Several period rooms help interpret the story of a late 18th century New England tavern. Revolutionary War artifacts are on display, including a rare copy of the sermon delivered at the opening of the Windsor Convention in 1777.
2014 New Exhibit:
Bandboxes, Trunks, and Carpet Bags: Accoutrements of a Country Traveler
This special exhibit examines some of the different types of luggage that early travelers used for carrying clothing and other possessions. From plain to fancy, such containers were seen coming and going from the tavern now known as the Old Constitution House. Opens June 14.
Examines Vermont’s formative years, from the struggle for political independence to statehood in 1791. It focuses on the Constitution which was adopted at this site, formerly a tavern, on July 8, 1777. A far-reaching and progressive document, this was the first constitution in America to prohibit slavery, and the first to establish universal manhood suffrage and a system of public schools.

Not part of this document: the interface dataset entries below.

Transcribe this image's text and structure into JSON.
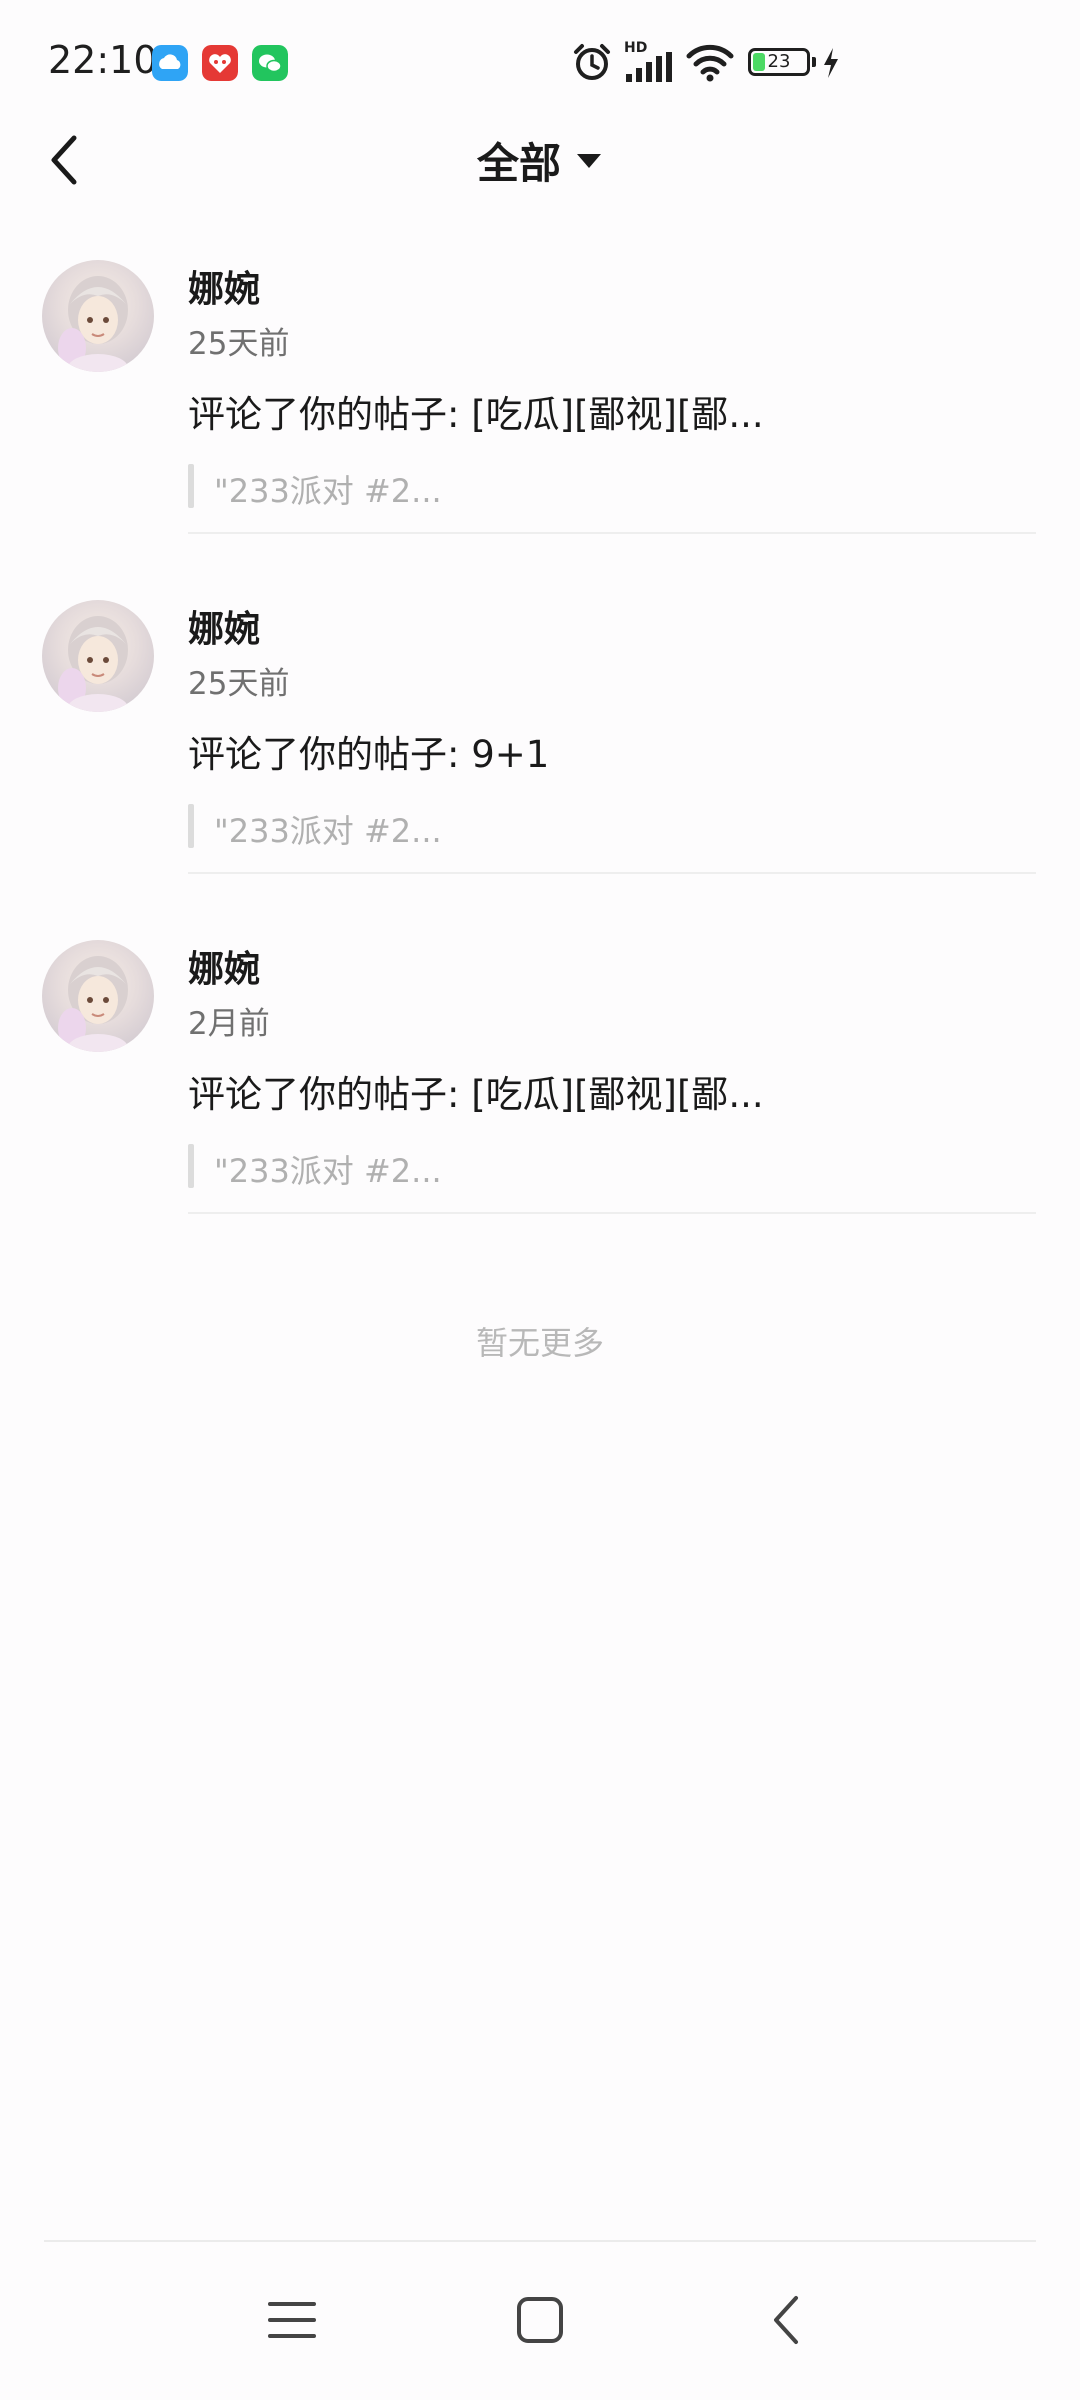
{
  "status_bar": {
    "time": "22:10",
    "network_label": "HD",
    "battery_level": "23",
    "app_icons": [
      "cloud-app-icon",
      "red-app-icon",
      "wechat-icon"
    ],
    "right_icons": [
      "alarm-icon",
      "signal-icon",
      "wifi-icon",
      "battery-icon",
      "charging-icon"
    ]
  },
  "header": {
    "title": "全部",
    "back_icon": "chevron-left-icon",
    "dropdown_icon": "caret-down-icon"
  },
  "notifications": [
    {
      "name": "娜婉",
      "time": "25天前",
      "action": "评论了你的帖子: [吃瓜][鄙视][鄙...",
      "quote": "\"233派对 #2..."
    },
    {
      "name": "娜婉",
      "time": "25天前",
      "action": "评论了你的帖子: 9+1",
      "quote": "\"233派对 #2..."
    },
    {
      "name": "娜婉",
      "time": "2月前",
      "action": "评论了你的帖子: [吃瓜][鄙视][鄙...",
      "quote": "\"233派对 #2..."
    }
  ],
  "footer_text": "暂无更多",
  "colors": {
    "background": "#fdfcfd",
    "text_primary": "#1a1a1a",
    "text_secondary": "#707070",
    "text_muted": "#b0b0b0",
    "battery_green": "#4cd964"
  }
}
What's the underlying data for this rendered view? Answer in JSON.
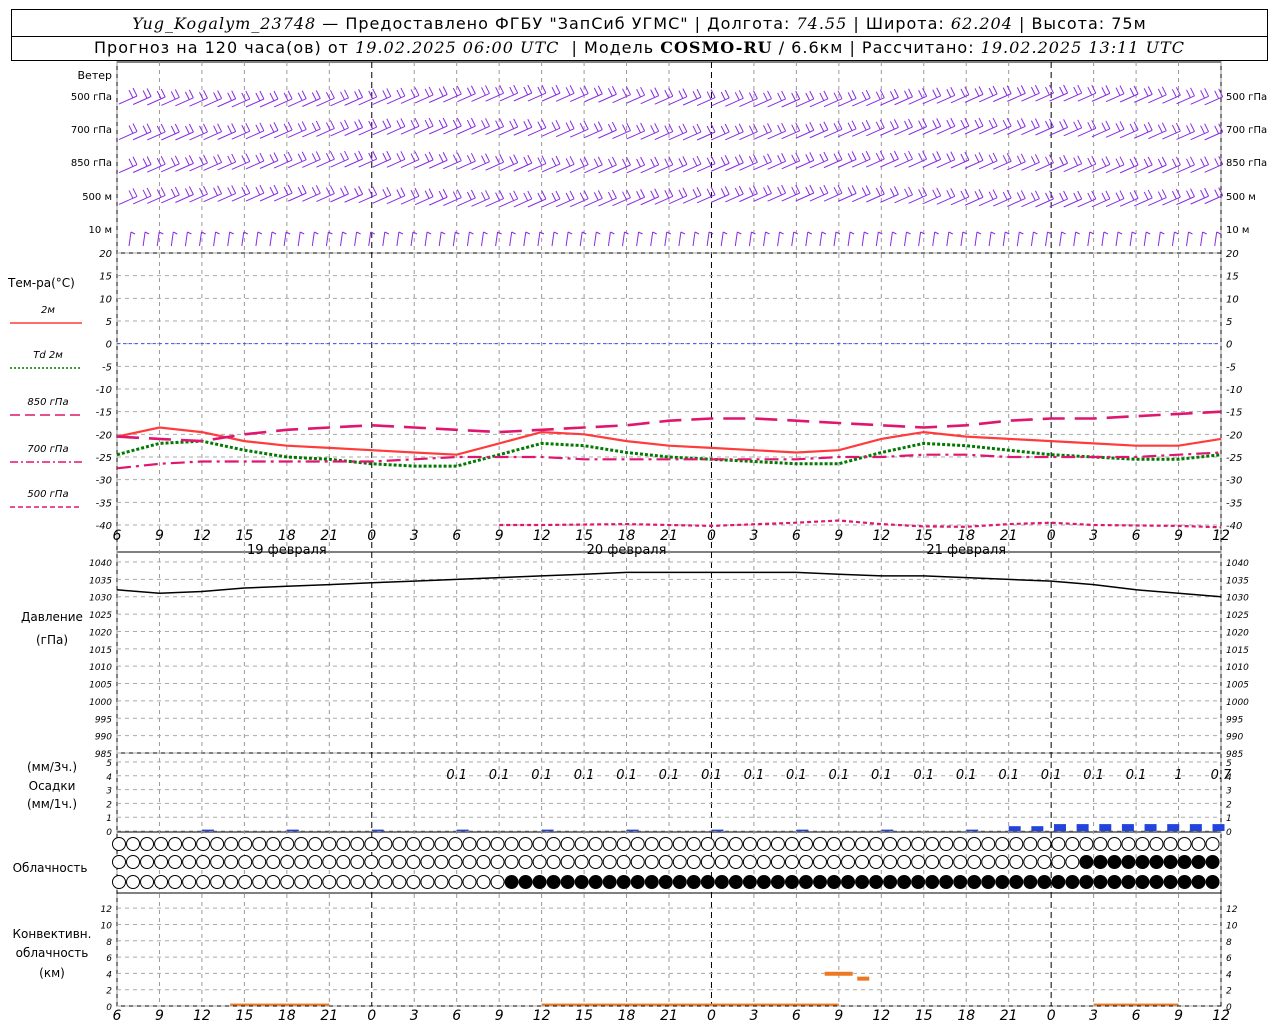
{
  "header": {
    "station": "Yug_Kogalym_23748",
    "provider": " — Предоставлено ФГБУ \"ЗапСиб УГМС\" | Долгота: ",
    "lon": "74.55",
    "lat_label": " | Широта: ",
    "lat": "62.204",
    "alt_label": " | Высота: 75м",
    "forecast_prefix": "Прогноз на 120 часа(ов) от ",
    "init_time": "19.02.2025 06:00 UTC",
    "model_label": "  | Модель ",
    "model": "COSMO-RU",
    "resolution": " / 6.6км",
    "calc_label": " | Рассчитано: ",
    "calc_time": "19.02.2025 13:11 UTC"
  },
  "time_axis": {
    "hour_labels": [
      "6",
      "9",
      "12",
      "15",
      "18",
      "21",
      "0",
      "3",
      "6",
      "9",
      "12",
      "15",
      "18",
      "21",
      "0",
      "3",
      "6",
      "9",
      "12",
      "15",
      "18",
      "21",
      "0",
      "3",
      "6",
      "9",
      "12"
    ],
    "day_labels": [
      "19 февраля",
      "20 февраля",
      "21 февраля"
    ]
  },
  "panels": {
    "wind": {
      "title": "Ветер",
      "levels": [
        "500 гПа",
        "700 гПа",
        "850 гПа",
        "500 м",
        "10  м"
      ],
      "right_levels": [
        "500 гПа",
        "700 гПа",
        "850 гПа",
        "500 м",
        "10  м"
      ],
      "color": "#8a2be2"
    },
    "temperature": {
      "title": "Тем-ра(°С)",
      "legend": [
        {
          "label": "2м",
          "style": "solid",
          "color": "#ff3b3b"
        },
        {
          "label": "Td  2м",
          "style": "dotted",
          "color": "#007a00"
        },
        {
          "label": "850 гПа",
          "style": "long-dash",
          "color": "#e0156f"
        },
        {
          "label": "700 гПа",
          "style": "dash-dot",
          "color": "#e0156f"
        },
        {
          "label": "500 гПа",
          "style": "short-dash",
          "color": "#e0156f"
        }
      ],
      "ticks": [
        "20",
        "15",
        "10",
        "5",
        "0",
        "-5",
        "-10",
        "-15",
        "-20",
        "-25",
        "-30",
        "-35",
        "-40"
      ]
    },
    "pressure": {
      "title": "Давление",
      "unit": "(гПа)",
      "ticks": [
        "1040",
        "1035",
        "1030",
        "1025",
        "1020",
        "1015",
        "1010",
        "1005",
        "1000",
        "995",
        "990",
        "985"
      ]
    },
    "precip": {
      "title_3h": "(мм/3ч.)",
      "title": "Осадки",
      "title_1h": "(мм/1ч.)",
      "ticks": [
        "5",
        "4",
        "3",
        "2",
        "1",
        "0"
      ],
      "labels": [
        "0.1",
        "0.1",
        "0.1",
        "0.1",
        "0.1",
        "0.1",
        "0.1",
        "0.1",
        "0.1",
        "0.1",
        "0.1",
        "0.1",
        "0.1",
        "0.1",
        "0.1",
        "0.1",
        "0.1",
        "1",
        "0.7"
      ]
    },
    "clouds": {
      "title": "Облачность"
    },
    "convective": {
      "title1": "Конвективн.",
      "title2": "облачность",
      "title3": "(км)",
      "ticks": [
        "12",
        "10",
        "8",
        "6",
        "4",
        "2",
        "0"
      ]
    }
  },
  "chart_data": [
    {
      "type": "line",
      "name": "temperature",
      "x_unit": "forecast hour",
      "x": [
        0,
        3,
        6,
        9,
        12,
        15,
        18,
        21,
        24,
        27,
        30,
        33,
        36,
        39,
        42,
        45,
        48,
        51,
        54,
        57,
        60,
        63,
        66,
        69,
        72,
        75,
        78
      ],
      "ylim": [
        -40,
        20
      ],
      "series": [
        {
          "name": "2м",
          "values": [
            -20.5,
            -18.5,
            -19.5,
            -21.5,
            -22.5,
            -23,
            -23.5,
            -24,
            -24.5,
            -22,
            -19.5,
            -20,
            -21.5,
            -22.5,
            -23,
            -23.5,
            -24,
            -23.5,
            -21,
            -19.5,
            -20.5,
            -21,
            -21.5,
            -22,
            -22.5,
            -22.5,
            -21
          ]
        },
        {
          "name": "Td  2м",
          "values": [
            -24.5,
            -22,
            -21.5,
            -23.5,
            -25,
            -25.5,
            -26.5,
            -27,
            -27,
            -24.5,
            -22,
            -22.5,
            -24,
            -25,
            -25.5,
            -26,
            -26.5,
            -26.5,
            -24,
            -22,
            -22.5,
            -23.5,
            -24.5,
            -25,
            -25.5,
            -25.5,
            -24.5
          ]
        },
        {
          "name": "850 гПа",
          "values": [
            -20.5,
            -21,
            -21.5,
            -20,
            -19,
            -18.5,
            -18,
            -18.5,
            -19,
            -19.5,
            -19,
            -18.5,
            -18,
            -17,
            -16.5,
            -16.5,
            -17,
            -17.5,
            -18,
            -18.5,
            -18,
            -17,
            -16.5,
            -16.5,
            -16,
            -15.5,
            -15
          ]
        },
        {
          "name": "700 гПа",
          "values": [
            -27.5,
            -26.5,
            -26,
            -26,
            -26,
            -26,
            -26,
            -25.5,
            -25,
            -25,
            -25,
            -25.5,
            -25.5,
            -25.5,
            -25.5,
            -25.5,
            -25.5,
            -25,
            -25,
            -24.5,
            -24.5,
            -25,
            -25,
            -25,
            -25,
            -24.5,
            -24
          ]
        },
        {
          "name": "500 гПа",
          "values": []
        }
      ]
    },
    {
      "type": "line",
      "name": "pressure",
      "x_unit": "forecast hour",
      "ylim": [
        985,
        1040
      ],
      "x": [
        0,
        3,
        6,
        9,
        12,
        15,
        18,
        21,
        24,
        27,
        30,
        33,
        36,
        39,
        42,
        45,
        48,
        51,
        54,
        57,
        60,
        63,
        66,
        69,
        72,
        75,
        78
      ],
      "values": [
        1032,
        1031,
        1031.5,
        1032.5,
        1033,
        1033.5,
        1034,
        1034.5,
        1035,
        1035.5,
        1036,
        1036.5,
        1037,
        1037,
        1037,
        1037,
        1037,
        1036.5,
        1036,
        1036,
        1035.5,
        1035,
        1034.5,
        1033.5,
        1032,
        1031,
        1030
      ]
    },
    {
      "type": "bar",
      "name": "precipitation",
      "ylim": [
        0,
        5
      ],
      "note_values_mm_3h": [
        "0.1",
        "0.1",
        "0.1",
        "0.1",
        "0.1",
        "0.1",
        "0.1",
        "0.1",
        "0.1",
        "0.1",
        "0.1",
        "0.1",
        "0.1",
        "0.1",
        "0.1",
        "0.1",
        "0.1",
        "1",
        "0.7"
      ]
    },
    {
      "type": "bar",
      "name": "convective cloud",
      "ylim": [
        0,
        13
      ]
    }
  ],
  "wind_rows": 5
}
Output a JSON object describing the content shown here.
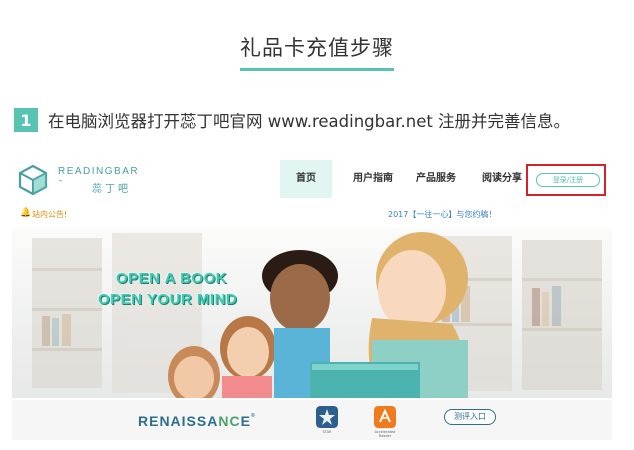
{
  "page": {
    "title": "礼品卡充值步骤"
  },
  "step": {
    "number": "1",
    "text": "在电脑浏览器打开蕊丁吧官网 www.readingbar.net 注册并完善信息。"
  },
  "site": {
    "logo_text_en": "READINGBAR",
    "logo_text_cn": "蕊丁吧",
    "nav": [
      "首页",
      "用户指南",
      "产品服务",
      "阅读分享"
    ],
    "login_label": "登录/注册",
    "notice_label": "站内公告!",
    "notice_text": "2017【一往一心】与您约稿！",
    "slogan_line1": "Open A Book",
    "slogan_line2": "Open Your Mind",
    "partner_logo": "RENAISSANCE",
    "partner_logo_main": "RENAISSA",
    "partner_logo_accent": "NC",
    "partner_logo_tail": "E",
    "star_label": "STAR",
    "accelerated_label": "Accelerated Reader",
    "eval_button": "测评入口"
  },
  "colors": {
    "accent": "#56c3b3",
    "highlight_border": "#d4222a",
    "brand_blue": "#2c6e8e"
  },
  "icons": {
    "logo": "readingbar-cube-logo",
    "bell": "bell-icon",
    "star_badge": "star-badge-icon",
    "ar_badge": "book-badge-icon"
  }
}
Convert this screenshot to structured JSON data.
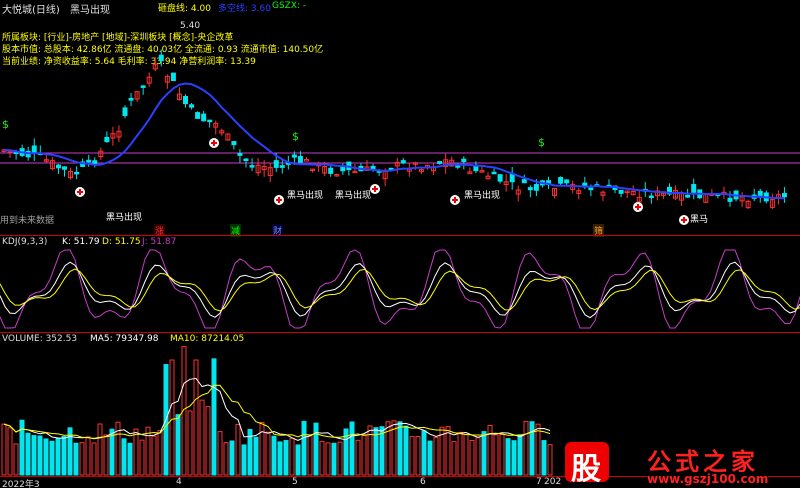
{
  "header": {
    "title": "大悦城(日线)",
    "indicator_name": "黑马出现",
    "param1_label": "砸盘线: 4.00",
    "param2_label": "多空线: 3.60",
    "param3_label": "GSZX: -",
    "price_tag": "5.40"
  },
  "info": {
    "line1": "所属板块: [行业]-房地产 [地域]-深圳板块 [概念]-央企改革",
    "line2": "股本市值: 总股本: 42.86亿 流通盘: 40.03亿 全流通: 0.93 流通市值: 140.50亿",
    "line3": "当前业绩: 净资收益率: 5.64 毛利率: 33.94 净营利润率: 13.39",
    "future_note": "用到未来数据"
  },
  "signals": {
    "dollar": "$",
    "heima": "黑马出现",
    "heima_short": "黑马",
    "markers": [
      "涨",
      "减",
      "财",
      "筛"
    ]
  },
  "kdj": {
    "label": "KDJ(9,3,3)",
    "k": "K: 51.79",
    "d": "D: 51.75",
    "j": "J: 51.87"
  },
  "volume": {
    "label": "VOLUME: 352.53",
    "ma5": "MA5: 79347.98",
    "ma10": "MA10: 87214.05"
  },
  "xaxis": {
    "labels": [
      "2022年3",
      "4",
      "5",
      "6",
      "7",
      "202"
    ]
  },
  "watermark": {
    "logo_char": "股",
    "brand": "公式之家",
    "url": "www.gszj100.com"
  },
  "colors": {
    "up": "#ff3232",
    "down": "#00e5ee",
    "ma": "#2b40ff",
    "kline": "#ffffff",
    "dline": "#ffff00",
    "jline": "#c83cc8"
  }
}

Reveals the Old Constitution House as a typical tavern of the time catering to the comfort of travelers and serving as a vital community hub. The display examines what tavern patrons could expect for lodging, food and beverage, entertainment, and the source of the latest news of the day.